Downs Law Firm, P.C.
Downs Law Firm, P.C.
No matter how smart you are, you can still become a victim of elder abuse as you age. Who you trust to help you can have devastating consequences if you don’t choose wisely. Mary Weiss has endured the violent death of her son, four strokes and a heart attack. Now she is facing the loss of her home and retirement savings, because of suspected financial elder abuse, according to Fox 9 in “Woman, who helped change research protocols at U of M, allegedly loses savings to caregiver.” The person she depended on throughout it all, is the one who is suspected of taking advantage of her trusting nature. She says she was financially ruined and her nest egg of $150,000 is gone. Debt from credit cards and loans taken out in her name without her consent is mounting. Weiss gained international attention for her battle with the University of Minnesota researchers who ran a research study of a psychiatric drug. Her son took his own life, while enrolled in the study. Because of her fight, the University made a number of changes to its research programs. The man she believes has ripped her off stood by her during that battle, speaking to reporters on her behalf. However, now he has been charged with one count of theft by swindle by the Washington County Attorney, following an investigation by the Cottage Grove Police Department. Howard lived with Weiss, although they were not romantically involved, for 10 years and had become her caregiver. She had suffered a series of strokes and gave him power of attorney over her financial matters. Weiss knew that Howard had a record, including a theft by swindle conviction, but she never thought he would do something bad to her. It was Weiss’ niece who discovered the problem this past spring, when she was going through a year’s worth of bank statements. ATM withdrawals, lottery ticket purchases, loans and credit cards were all done in her name. Washington County Human Services did a separate investigation and notified Weiss that an allegation of financial exploitation had been substantiated. Howard denies taking anything without Weiss’ consent. Weiss is currently living in a nursing home and is recovering from a fall. She said that she would like to return to her townhome but is not sure she will be able to afford to do that. She wants others to understand that this can happen to anyone, even with full control of their senses and no dementia. Reference: Fox 9 (Oct. 22, 2018) “Woman, who helped change research protocols at U of M, allegedly loses savings to caregiver”

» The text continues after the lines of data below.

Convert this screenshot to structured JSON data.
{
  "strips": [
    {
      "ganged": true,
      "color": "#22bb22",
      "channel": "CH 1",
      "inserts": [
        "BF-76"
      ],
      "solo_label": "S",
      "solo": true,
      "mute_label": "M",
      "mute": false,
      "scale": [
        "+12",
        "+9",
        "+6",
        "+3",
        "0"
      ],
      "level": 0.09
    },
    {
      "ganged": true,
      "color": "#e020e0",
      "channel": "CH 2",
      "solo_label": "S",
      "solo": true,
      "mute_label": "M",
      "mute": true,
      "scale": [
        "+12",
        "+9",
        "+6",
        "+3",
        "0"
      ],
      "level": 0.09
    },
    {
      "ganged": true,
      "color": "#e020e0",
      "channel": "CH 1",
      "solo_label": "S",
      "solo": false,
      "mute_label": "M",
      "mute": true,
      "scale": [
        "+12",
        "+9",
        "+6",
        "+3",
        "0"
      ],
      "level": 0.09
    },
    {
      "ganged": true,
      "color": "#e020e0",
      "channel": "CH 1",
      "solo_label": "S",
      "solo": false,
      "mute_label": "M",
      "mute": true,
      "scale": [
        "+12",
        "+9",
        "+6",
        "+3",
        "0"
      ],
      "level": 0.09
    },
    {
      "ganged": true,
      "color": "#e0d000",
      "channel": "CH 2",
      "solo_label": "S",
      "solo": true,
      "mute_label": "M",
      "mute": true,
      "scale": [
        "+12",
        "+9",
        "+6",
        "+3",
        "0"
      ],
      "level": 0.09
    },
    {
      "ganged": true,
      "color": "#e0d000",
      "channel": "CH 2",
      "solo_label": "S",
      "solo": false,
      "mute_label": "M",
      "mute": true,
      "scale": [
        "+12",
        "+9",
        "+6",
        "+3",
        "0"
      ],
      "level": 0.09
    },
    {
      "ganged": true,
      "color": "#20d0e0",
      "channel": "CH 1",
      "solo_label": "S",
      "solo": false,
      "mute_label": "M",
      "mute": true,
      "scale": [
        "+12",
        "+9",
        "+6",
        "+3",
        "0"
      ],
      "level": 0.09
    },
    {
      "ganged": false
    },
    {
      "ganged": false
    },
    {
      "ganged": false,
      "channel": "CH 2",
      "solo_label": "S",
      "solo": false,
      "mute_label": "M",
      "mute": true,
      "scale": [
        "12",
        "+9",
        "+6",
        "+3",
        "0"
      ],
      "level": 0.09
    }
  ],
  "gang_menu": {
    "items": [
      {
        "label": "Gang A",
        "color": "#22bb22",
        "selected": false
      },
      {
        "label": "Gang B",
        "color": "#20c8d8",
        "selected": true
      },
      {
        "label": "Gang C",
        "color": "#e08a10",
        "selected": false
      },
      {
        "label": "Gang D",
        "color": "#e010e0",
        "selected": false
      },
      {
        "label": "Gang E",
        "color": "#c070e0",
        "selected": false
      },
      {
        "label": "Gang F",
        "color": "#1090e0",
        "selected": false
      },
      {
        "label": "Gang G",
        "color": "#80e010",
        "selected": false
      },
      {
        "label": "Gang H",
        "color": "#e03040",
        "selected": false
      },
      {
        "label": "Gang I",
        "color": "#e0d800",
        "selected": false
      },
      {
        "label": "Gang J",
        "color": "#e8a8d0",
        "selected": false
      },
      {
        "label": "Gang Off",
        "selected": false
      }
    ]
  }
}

The talk may be difficult but may turn out to be necessary. When someone dies or becomes disabled, the people who support and love that person are often in the position of walking into the middle of a movie and trying to figure out “What is going on?” As we age, sharing information ahead of time can be a big help. It might not be the easiest conversation you have ever had. However, it is a good idea to have a talk with your loved ones about what steps to take as you go through the aging process, according to The Des Moines Register in “In 2019, resolve to have a difficult conversation.” The person who is contemplating needing help, may want to start the conversation but the person who may be called on to help may find it too difficult to consider. Who wants to think about their parents getting frail and needing help going to the bathroom? No one. The person who is starting to feel the impact of aging may already be aware of some limitations. However, talking with their children or potential caregivers may change the conversation from “someday” to “soon.” The loss of independence is one of the big milestones, just as gaining independence is a milestone earlier in life. That’s a hard thing to accept for both sides. Those who have lived through this process of needing to become caregivers say that it would have been easier if they would have known what their loved ones wanted. So, would have been knowing what kind of help their loved ones could afford. It’s better to have time to research available resources in advance, rather than operating in crisis mode. This is what your conversations need to address: Medications, physical health, emotional well-being and health care providers Their wishes, if their health declines slowly or rapidly. Do they want to stay at home? Who would they want to help with daily care? Finances: Can they afford to pay for care at home? Has any Medicaid planning been done? What government programs are they eligible for? Do they have a CPA or financial advisor? Estate plan: Where is their Last Will and Testament? Is there a Power of Attorney, Living Will or Medical Directive in place? Who is their estate planning attorney? Documents, including birth certificates, Social Security, insurance cards, safe deposit box keys, computer passwords, etc. Seven out of 10 people over age 65 will need help from others at some point. Most will need it for at least three years, so it might be wise to have the conversation before a difficult situation arises.Reference: The Des Moines Register (Dec. 19, 2018) “In 2019, resolve to have a difficult conversation”